The Illinois Supreme Court on Sept. 21 unanimously ruled that the Rock Island Clean Line project does not meet the state’s definition of a public utility. The decision upheld an August 2016 appellate court ruling that had reversed an earlier decision by the Illinois Commerce Commission.
The project route was to begin in Iowa’s O’Brien County, enter Illinois between Cordova and Port Byron, continue through Whiteside County, through the entire north edge of Bureau County, and end in Grundy County.
The project isn’t dead, but it would have do be done as a private venture. Without public utility status, Clean Line won’t have the right to acquire property through eminent domain.
The Illinois Landowners Alliance, along with the Illinois Farm Bureau and ComEd, have been fighting the $1.8 billion project in court since plans began 7 years ago.
“We have firmly believed that Rock Island Clean Line does not qualify as a public utility and is absolutely not entitled to use the power of eminent domain,” ILA Executive Director Mary Mauch said in a news release. “Their foray into eminent domain for private gain has served to raise the public consciousness against these kinds of projects and unite communities to create strong opposition to them.”
Curt Jacobs, an ILA board member who farms land near the Whiteside and Henry county line, said the ruling was a victory for all Illinois landowners.
“The courts have affirmed the precise wording of the law, and have relieved a great amount of stress from all the landowners in the scope of this project,” Jacobs said.
Clean Line said the high court based its decision largely on the status of a purchase agreement for a converter station parcel.
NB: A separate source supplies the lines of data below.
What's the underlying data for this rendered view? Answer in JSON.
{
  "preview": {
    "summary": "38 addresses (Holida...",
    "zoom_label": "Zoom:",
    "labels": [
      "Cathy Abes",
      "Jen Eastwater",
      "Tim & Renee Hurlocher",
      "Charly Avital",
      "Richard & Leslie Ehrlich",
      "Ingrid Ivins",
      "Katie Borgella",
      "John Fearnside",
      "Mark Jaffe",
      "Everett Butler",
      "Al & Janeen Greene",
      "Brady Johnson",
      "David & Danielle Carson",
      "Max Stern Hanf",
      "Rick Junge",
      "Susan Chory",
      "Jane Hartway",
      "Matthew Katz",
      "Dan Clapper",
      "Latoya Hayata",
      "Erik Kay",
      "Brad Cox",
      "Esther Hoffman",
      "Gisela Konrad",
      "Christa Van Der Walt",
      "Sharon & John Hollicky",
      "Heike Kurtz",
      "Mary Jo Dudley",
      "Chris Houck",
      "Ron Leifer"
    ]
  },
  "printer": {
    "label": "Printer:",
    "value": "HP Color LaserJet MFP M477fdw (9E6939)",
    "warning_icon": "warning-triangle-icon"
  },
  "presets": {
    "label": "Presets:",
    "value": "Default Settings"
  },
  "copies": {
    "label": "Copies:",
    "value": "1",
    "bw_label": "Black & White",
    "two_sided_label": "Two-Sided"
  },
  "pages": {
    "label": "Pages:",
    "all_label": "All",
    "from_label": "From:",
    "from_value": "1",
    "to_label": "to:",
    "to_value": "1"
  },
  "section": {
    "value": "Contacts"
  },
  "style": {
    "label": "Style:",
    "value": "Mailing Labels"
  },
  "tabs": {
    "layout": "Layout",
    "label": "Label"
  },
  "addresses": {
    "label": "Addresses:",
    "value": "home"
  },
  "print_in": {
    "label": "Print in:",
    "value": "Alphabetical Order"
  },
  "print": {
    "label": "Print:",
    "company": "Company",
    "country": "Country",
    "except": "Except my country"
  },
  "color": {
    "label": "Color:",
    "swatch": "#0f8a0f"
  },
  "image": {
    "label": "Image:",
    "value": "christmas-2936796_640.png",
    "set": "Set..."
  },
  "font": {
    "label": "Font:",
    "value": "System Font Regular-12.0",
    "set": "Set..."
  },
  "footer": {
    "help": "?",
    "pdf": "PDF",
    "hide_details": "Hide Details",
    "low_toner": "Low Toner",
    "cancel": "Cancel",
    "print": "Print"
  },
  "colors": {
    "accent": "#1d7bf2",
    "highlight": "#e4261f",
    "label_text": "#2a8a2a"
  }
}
At the time of the company’s application to the ICC, Clean Line had an option to buy the land instead of a fully exercised purchase agreement.
Hans Detweiler, vice president of Clean Line Energy Partners, said the company isn’t ready to pull the plug on the project, but having to restart the process will ultimately hurt consumers.
“This causes great delay for the project and will directly impact competition in electricity markets, resulting in fewer choices and higher prices for electricity,” Detweiler said in a news release. “It is unfortunate that Illinois now has higher barriers for new market entrants.”
Detweiler said he was encouraged that the court made it clear that they could reapply with the ICC at some point, and the ruling didn’t impact the authority of the regulatory body.
Earlier this year, Iowa effectively shut down the project in that state with legislation that prohibits “merchant transmission lines” from acquiring private property through eminent domain.